By Denise Mann
FaceTime Facelift creator Robert K. Sigal, MD, chats up PSP
Technology is quickly changing how we do everything—especially how we communicate with one another. Thanks to video chatting, a phone call is no longer visually anonymous. Callers are looking right at one another on FaceTime or Skype—for better or for worse.
All of a sudden, it matters what you look like when you pick up the phone—not just how you sound—and many people don’t like what they see when they video chat.
But there’s a surgery for that! The FaceTime Facelift is a term coined by plastic surgeon Robert K. Sigal, MD, of the Austin-Weston Center for Cosmetic Surgery in Reston, Virginia. This modified facelift helps do away with double chins and turkey necks, which can get accentuated during video chat sessions. So far, he has performed more than 500 of these procedures.
Plastic Surgery Practice sat down with Sigal and asked him a few questions about the procedure and why it is gaining so much traction.
PSP: How is social media changing the face of plastic surgery?
RKS: One of the unintended consequences of this technology, at least the video chatting aspect of it, is
Robert K. Sigal, MD
FACELIFT FAST FACTS
Name: FaceTime Facelift
Targets: Lower 1/3 of face
Cost: About $10,000
Recovery: Around 2 weeks
that how you look plays into the call.
PSP: Where did the idea for a FaceTime Facelift come from?
RKS: My wife coined the term. She was bothered by how she looked when she video chatted with our children in college. Over the years, I had modified my facelift to obviate the need for a submental incision, yet still deal powerfully with platysmal bands. The happy coincidence was that video chatting is not kind to that submental scar—and now we don’t need it.
PSP: Is there a specific patient population that is bothered by this?
RKS: As people in their 40s and 50s start to adapt to video chatting technology and see themselves on camera for the first time, it can be quite a shock.
PSP: What is so shocking?
RKS: It’s one thing to look in the mirror and see your face in repose, but it is another to see a video image reflected back to you on camera and see yourself animating. All of a sudden, a little voice pops into our head and says, “Gosh, do I really look like that?” The voice becomes and can torture you. It’s awfully hard to ignore.
PSP: What part of the face is affected?
RKS: The lower third, including the jowls and neck. The middle and upper face are not affected by video chatting to the same degree. In fact, the upper face may look better during video chatting because we tend to raise our eyebrows to open our eyes when we talk to others. Wider, open eyes are generally considered to be more attractive.
PSP: So tell us about the FaceTime Facelift and how it can troubleshoot this trouble area?
RKS: I elevate the cheek/neck skin from around the ear and plicate the SMAS and platysma.
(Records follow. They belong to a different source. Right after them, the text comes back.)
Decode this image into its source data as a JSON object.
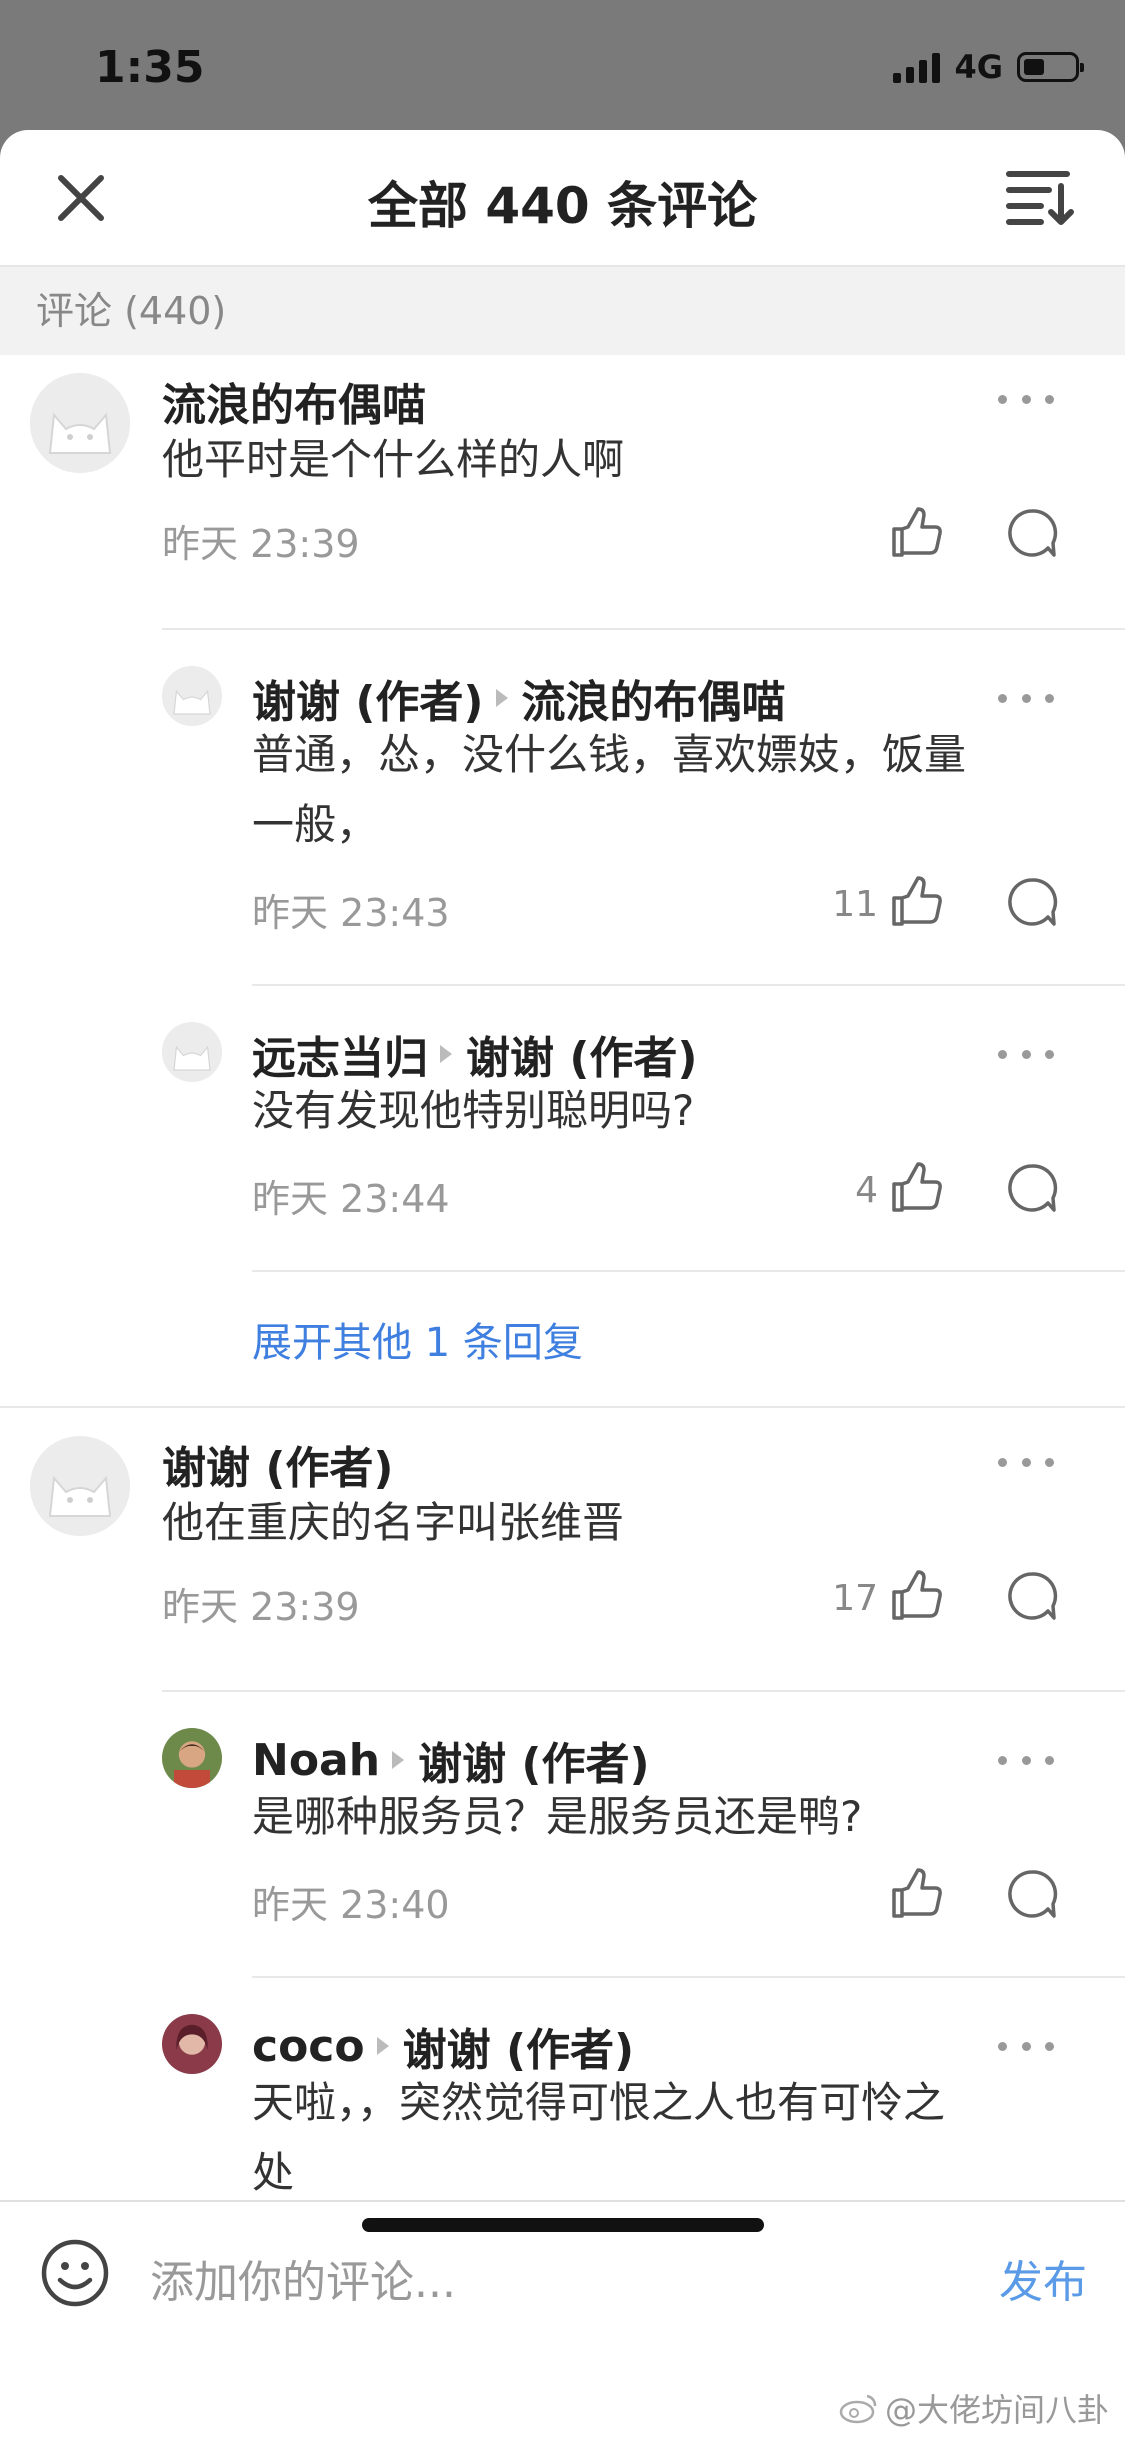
{
  "status_bar": {
    "time": "1:35",
    "network": "4G"
  },
  "header": {
    "title": "全部 440 条评论"
  },
  "section": {
    "label": "评论 (440)"
  },
  "comments": [
    {
      "name": "流浪的布偶喵",
      "reply_to": "",
      "text": [
        "他平时是个什么样的人啊"
      ],
      "time": "昨天 23:39",
      "likes": ""
    },
    {
      "name": "谢谢 (作者)",
      "reply_to": "流浪的布偶喵",
      "text": [
        "普通，怂，没什么钱，喜欢嫖妓，饭量",
        "一般，"
      ],
      "time": "昨天 23:43",
      "likes": "11"
    },
    {
      "name": "远志当归",
      "reply_to": "谢谢 (作者)",
      "text": [
        "没有发现他特别聪明吗?"
      ],
      "time": "昨天 23:44",
      "likes": "4"
    },
    {
      "name": "谢谢 (作者)",
      "reply_to": "",
      "text": [
        "他在重庆的名字叫张维晋"
      ],
      "time": "昨天 23:39",
      "likes": "17"
    },
    {
      "name": "Noah",
      "reply_to": "谢谢 (作者)",
      "text": [
        "是哪种服务员？是服务员还是鸭?"
      ],
      "time": "昨天 23:40",
      "likes": ""
    },
    {
      "name": "coco",
      "reply_to": "谢谢 (作者)",
      "text": [
        "天啦，，突然觉得可恨之人也有可怜之",
        "处"
      ],
      "time": "",
      "likes": ""
    }
  ],
  "expand_replies": "展开其他 1 条回复",
  "input": {
    "placeholder": "添加你的评论...",
    "publish": "发布"
  },
  "watermark": "@大佬坊间八卦",
  "colors": {
    "link": "#3f7fe0",
    "publish": "#5a9ae6"
  },
  "icons": [
    "close-icon",
    "sort-icon",
    "like-icon",
    "reply-icon",
    "more-icon",
    "emoji-icon",
    "weibo-icon"
  ]
}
I then run a heavy vicryl stitch from the mastoid fascia, anchor it briefly under the platysma below the mandibular angle, and pass it above the platysma to the medial border of the platysma before returning to the mastoid fascia. I then use the cautery to transect and tighten the platysma beneath this lateral sling. If necessary, I liposuction the
central portion of the neck.
PSP: Who is the typical FaceTime Facelift patient?
RKS: A 50-year-old professional woman who is bothered by how they look when video chatting. n
Kythera Update: ATX-101 Versus the Double Chin
Another new player looking to tackle the submental area is Kythera’s investigational ATX-101.
In the latest interim report, study participants received up to six injections of ATX-101 (2 mg/cm2) spaced 28 days apart. According to these findings, ATX-101 was well-tolerated and the observed overall safety profile was consistent with findings from previous Phase II and European Phase III clinical trials. Adverse events were mostly mild to moderate, and transient. They included bruising, numbness, pain, swelling, redness, induration, itching, and nodule formation.
Although not designed to measure efficacy, the interim results were also consistent with the efficacy results observed in previous studies of similar design. Mean changes from baseline in submental fat measured 12 weeks after last injection were -1.3 on the Clinician-Reported Submental Fat Rating Scale (CR-SMFRS) and -1.2 on the Patient-Reported Submental Fat Rating Scale (PR-SMFRS). Additionally, 71.3% of subjects had at least a 1-grade improvement on the CR-SMFRS / PR-SMFRS composite and 14.0% had at least a 2-grade improvement on the same composite measure. Final study results will be analyzed following completion of the study, which is 12 months after last injection.
Denise Mann is the editor of Plastic Surgery Practice. She can be reached at [email protected].